In today’s guest post, regular contributor and resident Texan badass, Shane McLean, explains why the way to get bigger, faster, stronger isn’t to only put more weight on the bar.
Don’t get me wrong, it helps (and would be a nice starting point for some people)….but it’s not the only way.
Shane shares some examples below. Enjoy.
Copyright: jtrillol / 123RF Stock Photo
Progress in the weight room is much like life. It’s never in a straight line.
When you first started out on this lifting journey, progress (mostly likely) came easily and slapping more plates on the bar was second nature. You’d also look in the mirror, strike a pose and realize you’d gotten a little sexier.
Ah yes, those were the days.
As you move further along in this journey, the newbie gains start to wear off and it becomes more of a struggle to get bigger, faster and stronger.
When this started happening to me, I thought I was doing something wrong. I would workout harder and longer and would hop from program to program hoping to regain the gains.
But all I got was….
After some trial and error and having the benefit of some world class coaching, (hint hint Tony) I realized that changing a few variables was just the kick start I needed.
The following techniques have been around longer than you and me (and I’ve been around for a while) because they work. It’s not as sexy as twisting yourself into a pretzel or squatting on a Bosu ball, but your gains will thank you.
I’m bringing flexing back. The Bodybuilders don’t know how act.
I first came across cluster sets in Eric Cressey’s Maximum Strength program. After doing these for the first time, I felt like JJ Watt had taken me out. Ouch was an understatement.
Cluster sets involve inserting a short 10-second rest within a straight set which enables you to lift more weight without having to reduce volume. With a typical straight set, you lift the weight for a certain amount of reps and then put it down.
But with cluster sets, you’ll work with your 5 RM, lift it twice, rest for 10 seconds and complete 3 more 2 rep mini sets with 10 seconds of rest between each. You’ll do 4-5 total sets like this, which adds up to 40 reps with a 5RM weight.
Cluster sets work best with compound movements that don’t require a lot of set up time. For instance, barbell bench press variations, chin ups, barbell row variations or the Humble Goblet Squat.
1A. Flat barbell bench press (4 x 2) mini sets with 10 seconds of rest between – 5 sets
And, I Little Sumthin on Chin-Ups
Unless you’ve had your head in the sand for the past few years you should know the three main triggers for muscle hypertrophy are mechanical tension, metabolic stress and muscle damage.
If you want to geek out and get more in depth with this topic, click here.

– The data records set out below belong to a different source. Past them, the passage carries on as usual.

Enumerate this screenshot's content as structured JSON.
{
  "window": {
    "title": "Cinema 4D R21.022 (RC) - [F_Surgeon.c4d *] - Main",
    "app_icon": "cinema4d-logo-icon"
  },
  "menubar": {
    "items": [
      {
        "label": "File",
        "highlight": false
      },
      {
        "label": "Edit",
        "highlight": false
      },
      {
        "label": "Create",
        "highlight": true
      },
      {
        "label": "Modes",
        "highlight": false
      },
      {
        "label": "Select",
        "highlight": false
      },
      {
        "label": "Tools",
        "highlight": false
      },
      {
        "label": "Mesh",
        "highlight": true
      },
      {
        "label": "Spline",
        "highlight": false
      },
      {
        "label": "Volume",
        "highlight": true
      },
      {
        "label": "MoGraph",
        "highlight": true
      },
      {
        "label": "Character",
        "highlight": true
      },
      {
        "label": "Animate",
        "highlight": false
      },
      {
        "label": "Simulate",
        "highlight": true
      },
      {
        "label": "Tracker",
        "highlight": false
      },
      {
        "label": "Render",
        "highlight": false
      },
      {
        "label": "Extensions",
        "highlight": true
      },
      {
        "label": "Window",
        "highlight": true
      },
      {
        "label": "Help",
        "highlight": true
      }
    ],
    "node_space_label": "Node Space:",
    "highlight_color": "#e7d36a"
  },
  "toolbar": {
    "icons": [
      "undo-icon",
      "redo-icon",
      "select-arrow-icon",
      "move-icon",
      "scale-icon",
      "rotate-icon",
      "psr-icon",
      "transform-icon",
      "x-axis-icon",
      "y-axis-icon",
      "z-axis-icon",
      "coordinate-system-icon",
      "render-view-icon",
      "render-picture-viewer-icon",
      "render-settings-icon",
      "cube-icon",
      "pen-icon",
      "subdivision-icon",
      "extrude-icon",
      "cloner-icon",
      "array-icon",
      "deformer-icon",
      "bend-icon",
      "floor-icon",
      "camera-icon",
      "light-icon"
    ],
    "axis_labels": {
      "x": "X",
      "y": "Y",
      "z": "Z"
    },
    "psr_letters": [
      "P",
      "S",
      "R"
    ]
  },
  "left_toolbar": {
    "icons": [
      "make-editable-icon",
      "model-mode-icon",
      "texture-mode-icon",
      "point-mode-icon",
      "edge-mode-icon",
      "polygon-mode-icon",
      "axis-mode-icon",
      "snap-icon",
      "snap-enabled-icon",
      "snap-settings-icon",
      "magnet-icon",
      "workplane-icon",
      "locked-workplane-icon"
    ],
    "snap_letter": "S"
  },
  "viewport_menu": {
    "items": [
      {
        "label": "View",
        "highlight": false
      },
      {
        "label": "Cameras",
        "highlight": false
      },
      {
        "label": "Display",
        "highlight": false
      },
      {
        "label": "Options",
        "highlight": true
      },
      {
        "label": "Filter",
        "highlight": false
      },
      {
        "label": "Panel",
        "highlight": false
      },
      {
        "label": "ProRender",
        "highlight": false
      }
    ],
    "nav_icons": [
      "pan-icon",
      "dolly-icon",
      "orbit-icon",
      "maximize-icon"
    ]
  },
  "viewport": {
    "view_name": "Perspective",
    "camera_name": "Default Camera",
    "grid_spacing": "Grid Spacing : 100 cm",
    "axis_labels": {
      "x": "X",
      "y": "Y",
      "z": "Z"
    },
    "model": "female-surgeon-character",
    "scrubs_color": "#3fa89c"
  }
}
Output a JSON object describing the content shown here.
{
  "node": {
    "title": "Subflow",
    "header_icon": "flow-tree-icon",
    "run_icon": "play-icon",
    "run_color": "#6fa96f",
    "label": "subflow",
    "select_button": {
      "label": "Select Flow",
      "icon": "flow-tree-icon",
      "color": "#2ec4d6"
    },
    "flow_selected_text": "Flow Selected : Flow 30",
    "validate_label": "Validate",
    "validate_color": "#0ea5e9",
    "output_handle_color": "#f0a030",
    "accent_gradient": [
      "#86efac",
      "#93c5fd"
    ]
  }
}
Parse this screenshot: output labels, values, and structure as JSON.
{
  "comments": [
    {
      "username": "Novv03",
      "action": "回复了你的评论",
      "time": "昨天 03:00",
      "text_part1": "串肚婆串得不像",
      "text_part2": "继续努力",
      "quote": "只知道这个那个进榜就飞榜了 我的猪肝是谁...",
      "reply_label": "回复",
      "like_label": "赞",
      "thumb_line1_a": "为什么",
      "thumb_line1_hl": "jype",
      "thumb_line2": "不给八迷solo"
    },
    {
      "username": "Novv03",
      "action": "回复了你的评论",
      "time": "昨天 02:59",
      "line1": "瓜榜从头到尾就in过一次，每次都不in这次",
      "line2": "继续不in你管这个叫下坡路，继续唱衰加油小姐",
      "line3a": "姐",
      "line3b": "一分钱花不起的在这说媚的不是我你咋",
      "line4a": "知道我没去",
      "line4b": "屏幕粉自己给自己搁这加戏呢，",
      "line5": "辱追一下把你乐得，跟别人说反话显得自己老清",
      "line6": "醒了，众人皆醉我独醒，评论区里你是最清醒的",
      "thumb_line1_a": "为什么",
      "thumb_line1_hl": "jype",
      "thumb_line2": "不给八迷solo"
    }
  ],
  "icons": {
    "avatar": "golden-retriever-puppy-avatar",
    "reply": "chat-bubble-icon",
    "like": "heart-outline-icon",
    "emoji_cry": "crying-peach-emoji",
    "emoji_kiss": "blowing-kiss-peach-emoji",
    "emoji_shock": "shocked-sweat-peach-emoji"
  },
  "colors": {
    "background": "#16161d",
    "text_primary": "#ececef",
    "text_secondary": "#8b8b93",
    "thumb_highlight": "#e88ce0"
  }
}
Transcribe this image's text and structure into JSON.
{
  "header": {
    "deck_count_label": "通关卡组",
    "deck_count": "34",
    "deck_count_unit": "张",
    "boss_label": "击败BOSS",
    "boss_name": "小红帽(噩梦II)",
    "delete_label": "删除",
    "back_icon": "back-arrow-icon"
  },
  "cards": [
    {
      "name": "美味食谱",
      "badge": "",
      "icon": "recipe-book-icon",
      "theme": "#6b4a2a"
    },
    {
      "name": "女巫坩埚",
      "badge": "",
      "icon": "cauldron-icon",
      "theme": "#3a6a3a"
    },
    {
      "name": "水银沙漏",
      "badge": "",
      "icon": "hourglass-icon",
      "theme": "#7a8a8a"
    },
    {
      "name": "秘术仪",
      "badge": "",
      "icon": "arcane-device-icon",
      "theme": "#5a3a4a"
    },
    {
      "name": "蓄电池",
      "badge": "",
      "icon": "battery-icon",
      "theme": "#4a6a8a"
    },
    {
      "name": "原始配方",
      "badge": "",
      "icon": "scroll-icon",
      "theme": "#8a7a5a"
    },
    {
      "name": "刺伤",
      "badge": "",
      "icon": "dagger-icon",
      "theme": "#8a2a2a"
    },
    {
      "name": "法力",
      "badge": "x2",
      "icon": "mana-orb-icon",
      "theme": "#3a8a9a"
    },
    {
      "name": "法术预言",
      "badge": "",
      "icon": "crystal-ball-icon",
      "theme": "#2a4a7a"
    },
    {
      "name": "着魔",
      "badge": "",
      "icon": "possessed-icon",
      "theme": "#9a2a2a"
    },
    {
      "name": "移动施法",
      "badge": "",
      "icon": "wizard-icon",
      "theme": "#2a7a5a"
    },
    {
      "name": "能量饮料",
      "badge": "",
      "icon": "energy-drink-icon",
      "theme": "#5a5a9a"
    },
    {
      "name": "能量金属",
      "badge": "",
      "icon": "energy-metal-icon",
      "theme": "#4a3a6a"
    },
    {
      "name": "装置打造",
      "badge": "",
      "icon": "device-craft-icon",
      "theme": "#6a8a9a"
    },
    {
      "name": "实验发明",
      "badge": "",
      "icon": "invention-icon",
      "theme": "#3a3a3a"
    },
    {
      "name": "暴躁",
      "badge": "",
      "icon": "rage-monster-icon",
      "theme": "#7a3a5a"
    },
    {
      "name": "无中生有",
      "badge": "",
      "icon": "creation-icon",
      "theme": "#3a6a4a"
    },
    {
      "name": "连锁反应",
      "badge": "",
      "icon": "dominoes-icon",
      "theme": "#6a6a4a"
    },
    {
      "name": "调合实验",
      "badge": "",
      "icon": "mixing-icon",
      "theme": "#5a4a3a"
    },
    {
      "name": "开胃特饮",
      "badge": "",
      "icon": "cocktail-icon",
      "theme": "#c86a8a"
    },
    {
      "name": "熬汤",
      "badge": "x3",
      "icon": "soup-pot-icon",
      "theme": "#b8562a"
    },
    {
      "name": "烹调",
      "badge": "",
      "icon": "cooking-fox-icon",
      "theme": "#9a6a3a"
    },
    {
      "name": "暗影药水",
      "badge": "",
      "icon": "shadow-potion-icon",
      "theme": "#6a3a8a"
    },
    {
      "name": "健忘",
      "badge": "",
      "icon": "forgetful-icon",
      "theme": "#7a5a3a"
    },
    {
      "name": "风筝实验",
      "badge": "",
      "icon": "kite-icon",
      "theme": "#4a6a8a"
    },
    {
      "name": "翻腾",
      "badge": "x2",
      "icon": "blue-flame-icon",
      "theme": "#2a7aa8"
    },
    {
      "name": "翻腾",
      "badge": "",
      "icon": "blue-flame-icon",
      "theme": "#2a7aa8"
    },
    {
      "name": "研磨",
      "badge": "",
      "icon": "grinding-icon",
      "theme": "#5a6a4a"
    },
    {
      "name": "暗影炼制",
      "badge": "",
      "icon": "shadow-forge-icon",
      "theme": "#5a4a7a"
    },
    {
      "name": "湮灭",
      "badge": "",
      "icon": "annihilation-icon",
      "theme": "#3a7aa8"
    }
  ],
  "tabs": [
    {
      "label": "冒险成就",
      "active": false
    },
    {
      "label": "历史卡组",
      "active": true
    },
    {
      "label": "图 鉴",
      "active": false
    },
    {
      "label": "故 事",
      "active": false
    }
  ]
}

Adding a pause in your lifts covers these bases, if somewhat brutally. But lifting weights isn’t meant to tickle and pausing while the working muscle is under tension will test you in ways that you’ve never thought possible.
Which is another way of saying they suck. 😊
Pauses work best with compound lifts like deadlifts, squats, presses and rows but can also used for isolation exercises (Bicep curls, anyone?) to bring up a lagging muscle group.
Pauses can work on weaknesses, such as being slow off the floor when deadlifting or getting into a good squat position. Because if you’re struggling with certain positions within your lift, it helps to spend more time there, not less.
If you plan on using this technique, a 2- 3 second pause with a load between 60-80% 1 RM and lifting between 5- 10 reps works well. However, please feel free to experiment if you’re feeling particularly sadistic.
This method is synonymous with metabolic training and workout finishers at the end of a training.
Starting a set every minute on the minute holds you accountable for work you do in a certain period.
However, if you dare, they can be used for strength also because strength is a skill that needs to be practiced and this method allows you to spend some quality time under the bar not at the bar. 😊
Load a barbell with 90% 1 RM for lifts such as squats, deadlifts, presses or pulls. Set the stopwatch for anywhere between 10 – 20 minutes and do one rep every minute on the minute.
This will help you hone your technique and get stronger and better conditioned.
However, this is neurologically demanding and should be done with only one lift per workout. This is best done periodically to shake things up and to bust through plateaus. Please enter at your own risk.
You don’t need to throw the baby out with the bathwater when your progress stalls. Just adding some small changes to the basics will have you flexing, smiling and loving the mirror again.
Shane “The Balance Guy” McLean, is an A.C.E Certified Personal Trainer working deep in the heart of Texas. Shane believes in balancing exercise with life while putting the fun back into both.
Comments will be approved before showing up.